**TASK STATEMENT**
In the records, find every line with the word "true" and copy it out.

**DATA UNDER STUDY**
........

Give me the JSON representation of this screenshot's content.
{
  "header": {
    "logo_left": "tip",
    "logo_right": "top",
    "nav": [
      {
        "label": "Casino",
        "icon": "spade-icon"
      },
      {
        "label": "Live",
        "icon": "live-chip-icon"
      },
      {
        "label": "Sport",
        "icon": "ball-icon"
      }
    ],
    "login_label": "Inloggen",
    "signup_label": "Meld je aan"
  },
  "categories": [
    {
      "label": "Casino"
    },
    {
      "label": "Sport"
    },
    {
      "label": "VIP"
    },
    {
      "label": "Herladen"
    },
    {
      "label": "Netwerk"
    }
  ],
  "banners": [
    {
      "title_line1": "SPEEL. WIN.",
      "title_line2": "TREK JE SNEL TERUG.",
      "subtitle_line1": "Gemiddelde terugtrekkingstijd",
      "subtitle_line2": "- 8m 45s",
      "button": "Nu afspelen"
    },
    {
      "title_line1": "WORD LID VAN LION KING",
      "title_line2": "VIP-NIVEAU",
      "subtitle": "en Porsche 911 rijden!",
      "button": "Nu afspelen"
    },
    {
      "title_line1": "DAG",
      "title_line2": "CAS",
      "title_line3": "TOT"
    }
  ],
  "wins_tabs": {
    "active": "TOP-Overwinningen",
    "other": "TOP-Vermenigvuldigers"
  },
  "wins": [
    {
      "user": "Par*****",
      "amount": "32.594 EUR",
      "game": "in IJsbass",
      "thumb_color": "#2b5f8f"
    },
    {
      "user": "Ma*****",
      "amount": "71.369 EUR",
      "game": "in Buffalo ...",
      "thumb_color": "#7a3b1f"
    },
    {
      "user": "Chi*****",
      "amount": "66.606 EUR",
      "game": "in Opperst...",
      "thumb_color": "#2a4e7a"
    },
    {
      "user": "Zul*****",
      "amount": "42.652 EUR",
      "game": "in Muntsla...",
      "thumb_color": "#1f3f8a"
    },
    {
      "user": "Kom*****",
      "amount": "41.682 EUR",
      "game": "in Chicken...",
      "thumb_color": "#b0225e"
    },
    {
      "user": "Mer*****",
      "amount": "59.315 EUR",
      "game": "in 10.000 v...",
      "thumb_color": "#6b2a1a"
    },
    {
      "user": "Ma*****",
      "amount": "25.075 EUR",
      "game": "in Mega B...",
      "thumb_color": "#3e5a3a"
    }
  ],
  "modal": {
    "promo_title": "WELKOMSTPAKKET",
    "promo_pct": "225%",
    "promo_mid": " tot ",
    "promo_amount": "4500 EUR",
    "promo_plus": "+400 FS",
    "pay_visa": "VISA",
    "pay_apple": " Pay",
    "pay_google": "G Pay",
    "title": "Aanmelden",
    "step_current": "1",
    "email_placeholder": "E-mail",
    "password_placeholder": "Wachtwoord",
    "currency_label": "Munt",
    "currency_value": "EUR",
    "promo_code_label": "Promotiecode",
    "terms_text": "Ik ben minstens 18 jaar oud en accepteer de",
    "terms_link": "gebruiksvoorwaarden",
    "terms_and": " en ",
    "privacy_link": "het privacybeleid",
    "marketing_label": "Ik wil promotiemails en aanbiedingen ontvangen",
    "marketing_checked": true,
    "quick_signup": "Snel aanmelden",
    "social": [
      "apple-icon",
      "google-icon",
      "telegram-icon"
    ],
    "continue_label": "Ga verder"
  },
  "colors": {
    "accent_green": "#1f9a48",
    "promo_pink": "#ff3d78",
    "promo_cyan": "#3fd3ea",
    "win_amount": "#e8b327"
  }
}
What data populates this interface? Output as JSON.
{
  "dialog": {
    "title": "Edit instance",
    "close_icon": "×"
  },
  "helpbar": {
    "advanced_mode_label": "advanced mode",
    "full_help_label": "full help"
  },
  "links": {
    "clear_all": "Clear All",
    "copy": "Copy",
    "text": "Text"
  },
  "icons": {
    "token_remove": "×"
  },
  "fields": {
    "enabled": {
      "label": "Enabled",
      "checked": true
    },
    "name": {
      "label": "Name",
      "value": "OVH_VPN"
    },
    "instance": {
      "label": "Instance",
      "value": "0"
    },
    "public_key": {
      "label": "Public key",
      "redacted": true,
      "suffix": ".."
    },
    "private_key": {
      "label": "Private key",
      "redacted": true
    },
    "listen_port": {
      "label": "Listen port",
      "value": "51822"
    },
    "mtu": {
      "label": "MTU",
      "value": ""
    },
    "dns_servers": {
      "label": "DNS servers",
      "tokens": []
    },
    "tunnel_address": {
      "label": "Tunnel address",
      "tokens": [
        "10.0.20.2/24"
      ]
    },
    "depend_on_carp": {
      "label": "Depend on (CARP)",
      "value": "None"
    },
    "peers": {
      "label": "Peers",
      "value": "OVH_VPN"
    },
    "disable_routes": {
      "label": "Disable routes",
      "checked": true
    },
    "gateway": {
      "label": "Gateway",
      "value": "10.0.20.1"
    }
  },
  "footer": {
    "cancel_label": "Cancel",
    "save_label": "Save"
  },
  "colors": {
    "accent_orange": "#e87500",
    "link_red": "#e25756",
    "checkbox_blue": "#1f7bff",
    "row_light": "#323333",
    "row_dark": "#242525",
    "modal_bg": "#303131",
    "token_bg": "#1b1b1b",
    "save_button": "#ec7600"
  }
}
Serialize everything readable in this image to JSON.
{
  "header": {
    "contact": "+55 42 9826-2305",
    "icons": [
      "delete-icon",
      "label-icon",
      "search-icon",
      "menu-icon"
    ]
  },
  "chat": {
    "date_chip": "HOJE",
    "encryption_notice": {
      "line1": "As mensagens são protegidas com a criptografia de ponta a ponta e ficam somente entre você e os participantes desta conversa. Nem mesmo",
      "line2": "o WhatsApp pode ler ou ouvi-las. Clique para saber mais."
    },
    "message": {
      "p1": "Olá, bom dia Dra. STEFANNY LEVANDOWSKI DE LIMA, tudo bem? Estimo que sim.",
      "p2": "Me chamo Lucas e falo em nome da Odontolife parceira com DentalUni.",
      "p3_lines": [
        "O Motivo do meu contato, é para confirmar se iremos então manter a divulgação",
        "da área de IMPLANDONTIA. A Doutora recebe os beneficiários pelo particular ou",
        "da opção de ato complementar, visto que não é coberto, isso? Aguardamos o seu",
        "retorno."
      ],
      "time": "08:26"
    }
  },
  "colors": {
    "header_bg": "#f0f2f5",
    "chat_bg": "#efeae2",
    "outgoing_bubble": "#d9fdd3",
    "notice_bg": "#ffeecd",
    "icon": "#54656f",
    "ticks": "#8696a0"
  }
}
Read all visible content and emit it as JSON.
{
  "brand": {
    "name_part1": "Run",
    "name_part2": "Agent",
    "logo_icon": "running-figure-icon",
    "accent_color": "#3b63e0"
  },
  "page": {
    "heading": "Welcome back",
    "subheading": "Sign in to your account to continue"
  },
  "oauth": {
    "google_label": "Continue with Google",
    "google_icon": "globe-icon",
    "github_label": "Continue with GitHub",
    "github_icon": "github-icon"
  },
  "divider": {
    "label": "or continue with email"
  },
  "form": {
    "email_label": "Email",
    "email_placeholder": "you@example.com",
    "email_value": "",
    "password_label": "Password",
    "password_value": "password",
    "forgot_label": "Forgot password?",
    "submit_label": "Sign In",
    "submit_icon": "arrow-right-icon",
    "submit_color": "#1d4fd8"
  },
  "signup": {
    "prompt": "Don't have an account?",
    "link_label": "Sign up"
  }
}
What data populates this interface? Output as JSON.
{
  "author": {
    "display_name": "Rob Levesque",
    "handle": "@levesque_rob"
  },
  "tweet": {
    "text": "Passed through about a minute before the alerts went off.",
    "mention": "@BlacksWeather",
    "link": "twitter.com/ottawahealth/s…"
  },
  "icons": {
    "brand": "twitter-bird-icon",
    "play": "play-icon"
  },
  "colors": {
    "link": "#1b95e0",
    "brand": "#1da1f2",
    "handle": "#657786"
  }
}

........

**RESPONSE TO THIS TASK**
    "marketing_checked": true,
      "checked": true
      "redacted": true,
      "redacted": true
      "checked": true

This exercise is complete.